3. Kaplan HS: Basic principles in radiation oncology. Cancer 39(S2):689-693, 1977.
4. del Regato JA: The unfolding of therapeutic radiology in the United States: A participant’s views and autobiographical essay, in Radiological Oncologists: The Unfolding of a Medical Specialty. Reston, Virginia; Radiology Centennial, Inc; 1993.
5. Wilson JF, Owen J: Quality research in radiation oncology: A self-improvement initiative 30 years ahead of its time? J Am Coll Radiol 2:1001-1007, 2005.
6. Montana GS: Synopsis of history of American Society for Therapeutic Radiology and Oncology 1958–2008. Int J Radiat Oncol Biol Phys 72:315-322, 2008.

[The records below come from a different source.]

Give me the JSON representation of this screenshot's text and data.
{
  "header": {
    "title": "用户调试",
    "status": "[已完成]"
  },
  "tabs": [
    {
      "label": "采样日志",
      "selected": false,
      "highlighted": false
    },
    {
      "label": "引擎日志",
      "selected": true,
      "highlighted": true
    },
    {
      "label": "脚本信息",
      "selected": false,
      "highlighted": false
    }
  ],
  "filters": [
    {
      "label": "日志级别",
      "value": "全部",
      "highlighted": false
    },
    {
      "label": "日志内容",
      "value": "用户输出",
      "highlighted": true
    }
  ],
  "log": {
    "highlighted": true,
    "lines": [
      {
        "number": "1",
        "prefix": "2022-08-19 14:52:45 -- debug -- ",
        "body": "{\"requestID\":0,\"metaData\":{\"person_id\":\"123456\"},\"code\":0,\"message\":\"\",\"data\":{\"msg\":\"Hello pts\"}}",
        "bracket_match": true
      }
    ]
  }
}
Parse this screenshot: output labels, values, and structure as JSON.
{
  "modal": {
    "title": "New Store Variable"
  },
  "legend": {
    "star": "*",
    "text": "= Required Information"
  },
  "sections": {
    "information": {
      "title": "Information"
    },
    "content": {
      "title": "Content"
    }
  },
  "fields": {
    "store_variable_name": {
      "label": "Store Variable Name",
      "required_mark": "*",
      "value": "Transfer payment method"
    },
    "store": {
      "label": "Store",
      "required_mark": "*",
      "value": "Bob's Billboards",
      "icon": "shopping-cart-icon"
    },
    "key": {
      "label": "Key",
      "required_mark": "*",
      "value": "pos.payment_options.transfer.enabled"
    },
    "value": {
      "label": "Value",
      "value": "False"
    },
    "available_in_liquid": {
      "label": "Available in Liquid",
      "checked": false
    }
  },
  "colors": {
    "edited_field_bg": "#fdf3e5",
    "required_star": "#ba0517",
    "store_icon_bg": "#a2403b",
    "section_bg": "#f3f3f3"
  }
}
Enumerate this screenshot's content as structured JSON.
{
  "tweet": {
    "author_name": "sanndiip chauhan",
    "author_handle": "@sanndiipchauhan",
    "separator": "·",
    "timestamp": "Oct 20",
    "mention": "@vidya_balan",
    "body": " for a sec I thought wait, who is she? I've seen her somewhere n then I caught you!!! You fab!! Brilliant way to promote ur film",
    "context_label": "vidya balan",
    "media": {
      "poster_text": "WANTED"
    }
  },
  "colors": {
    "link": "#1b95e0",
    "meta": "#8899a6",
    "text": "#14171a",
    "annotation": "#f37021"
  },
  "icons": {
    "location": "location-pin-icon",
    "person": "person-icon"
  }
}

Dr. Rose served as Associate and Technical Director for Valley Radiotherapy Medical Group Inc from 1983 to 2016; Chief Technology Officer of Vantage Oncology from 2002 to 2016; and Chief Radiation Oncologist of the US Oncology Network, Pharmaceutical Solutions and Services, McKesson, from 2016 to 2020. Dr. Lichter served as Chair and Professor of Radiation Oncology at the University of Michigan from 1984 to 1998; Dean of the University of Michigan Medical School from 1998 to 2006; and Chief Executive Officer of ASCO and Conquer Cancer, the ASCO Foundation, from 2006 to 2016.